#### Task goal
If a line in the listing below includes the string "glyph", pull it out.

#### Source material

╔══

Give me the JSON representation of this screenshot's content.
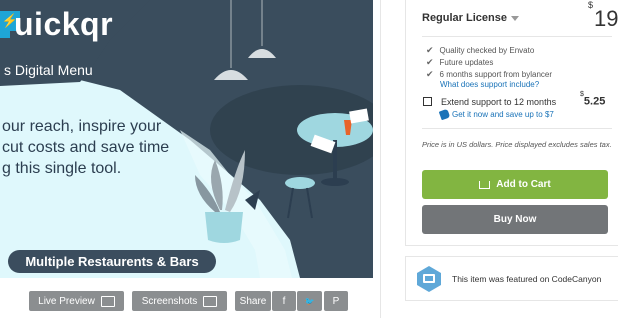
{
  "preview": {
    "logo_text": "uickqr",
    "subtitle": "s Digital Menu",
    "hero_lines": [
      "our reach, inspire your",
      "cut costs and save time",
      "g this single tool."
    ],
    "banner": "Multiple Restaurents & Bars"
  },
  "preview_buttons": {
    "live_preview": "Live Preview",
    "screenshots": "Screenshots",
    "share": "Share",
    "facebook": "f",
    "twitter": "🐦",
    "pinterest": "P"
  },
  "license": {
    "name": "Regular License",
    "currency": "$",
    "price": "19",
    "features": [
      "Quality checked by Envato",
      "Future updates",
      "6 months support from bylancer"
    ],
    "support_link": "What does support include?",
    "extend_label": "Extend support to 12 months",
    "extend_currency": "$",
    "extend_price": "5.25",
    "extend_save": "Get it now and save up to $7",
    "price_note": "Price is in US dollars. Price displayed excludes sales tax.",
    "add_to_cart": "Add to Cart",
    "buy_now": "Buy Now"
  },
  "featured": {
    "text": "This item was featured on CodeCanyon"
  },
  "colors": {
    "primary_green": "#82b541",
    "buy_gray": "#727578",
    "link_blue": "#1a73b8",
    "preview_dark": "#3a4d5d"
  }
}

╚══
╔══

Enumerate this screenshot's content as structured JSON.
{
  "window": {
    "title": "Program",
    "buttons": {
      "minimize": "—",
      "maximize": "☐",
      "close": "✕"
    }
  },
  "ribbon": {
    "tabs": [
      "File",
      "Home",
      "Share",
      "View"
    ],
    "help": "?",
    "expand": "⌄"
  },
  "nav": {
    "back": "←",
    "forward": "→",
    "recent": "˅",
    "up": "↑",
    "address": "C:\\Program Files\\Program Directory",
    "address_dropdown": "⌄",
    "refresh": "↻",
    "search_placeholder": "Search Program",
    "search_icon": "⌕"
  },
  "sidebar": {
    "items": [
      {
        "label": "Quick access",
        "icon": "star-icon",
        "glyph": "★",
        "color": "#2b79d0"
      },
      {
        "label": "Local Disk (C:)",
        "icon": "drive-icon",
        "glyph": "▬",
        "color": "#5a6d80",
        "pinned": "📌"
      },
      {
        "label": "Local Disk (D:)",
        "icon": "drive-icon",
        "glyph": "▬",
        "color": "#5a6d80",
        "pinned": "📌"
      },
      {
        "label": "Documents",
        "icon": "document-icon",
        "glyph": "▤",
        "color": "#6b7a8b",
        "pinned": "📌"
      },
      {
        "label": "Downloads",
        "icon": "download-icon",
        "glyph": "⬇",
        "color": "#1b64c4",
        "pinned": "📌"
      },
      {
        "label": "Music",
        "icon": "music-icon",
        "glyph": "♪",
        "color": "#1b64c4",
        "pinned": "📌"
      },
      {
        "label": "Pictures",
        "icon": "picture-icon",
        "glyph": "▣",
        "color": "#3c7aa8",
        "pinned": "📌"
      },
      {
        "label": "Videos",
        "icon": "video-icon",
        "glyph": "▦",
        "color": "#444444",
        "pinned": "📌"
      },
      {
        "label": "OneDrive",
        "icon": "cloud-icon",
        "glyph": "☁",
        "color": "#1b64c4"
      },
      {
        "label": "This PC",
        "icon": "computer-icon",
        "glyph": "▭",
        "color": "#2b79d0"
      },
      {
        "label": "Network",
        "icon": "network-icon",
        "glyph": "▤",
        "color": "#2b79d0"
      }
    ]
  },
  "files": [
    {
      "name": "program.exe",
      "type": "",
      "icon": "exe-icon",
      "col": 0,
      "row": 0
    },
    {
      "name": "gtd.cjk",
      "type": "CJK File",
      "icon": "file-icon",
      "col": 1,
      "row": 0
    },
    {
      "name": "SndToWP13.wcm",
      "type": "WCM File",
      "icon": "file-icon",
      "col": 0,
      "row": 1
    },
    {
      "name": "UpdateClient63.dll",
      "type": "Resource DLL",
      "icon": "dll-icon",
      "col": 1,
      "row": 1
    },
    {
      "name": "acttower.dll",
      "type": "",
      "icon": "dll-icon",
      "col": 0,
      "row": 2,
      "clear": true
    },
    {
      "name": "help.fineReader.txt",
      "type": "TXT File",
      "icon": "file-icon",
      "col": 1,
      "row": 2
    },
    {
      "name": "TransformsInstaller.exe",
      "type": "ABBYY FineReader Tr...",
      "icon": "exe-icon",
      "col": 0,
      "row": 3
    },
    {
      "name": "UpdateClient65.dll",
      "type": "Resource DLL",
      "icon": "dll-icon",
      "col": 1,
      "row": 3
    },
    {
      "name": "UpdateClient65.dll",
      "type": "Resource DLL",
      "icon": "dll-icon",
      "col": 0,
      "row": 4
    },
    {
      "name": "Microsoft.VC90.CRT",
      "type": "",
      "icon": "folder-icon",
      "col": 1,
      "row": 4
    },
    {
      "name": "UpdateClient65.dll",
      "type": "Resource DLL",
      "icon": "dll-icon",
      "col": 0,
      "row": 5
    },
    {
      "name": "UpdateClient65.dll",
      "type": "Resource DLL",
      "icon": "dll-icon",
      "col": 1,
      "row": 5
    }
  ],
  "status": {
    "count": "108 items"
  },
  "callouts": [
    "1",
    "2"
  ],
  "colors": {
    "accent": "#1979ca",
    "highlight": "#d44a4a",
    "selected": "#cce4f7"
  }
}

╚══

#### Task solution
        "glyph": "★",
        "glyph": "▬",
        "glyph": "▬",
        "glyph": "▤",
        "glyph": "⬇",
        "glyph": "♪",
        "glyph": "▣",
        "glyph": "▦",
        "glyph": "☁",
        "glyph": "▭",
        "glyph": "▤",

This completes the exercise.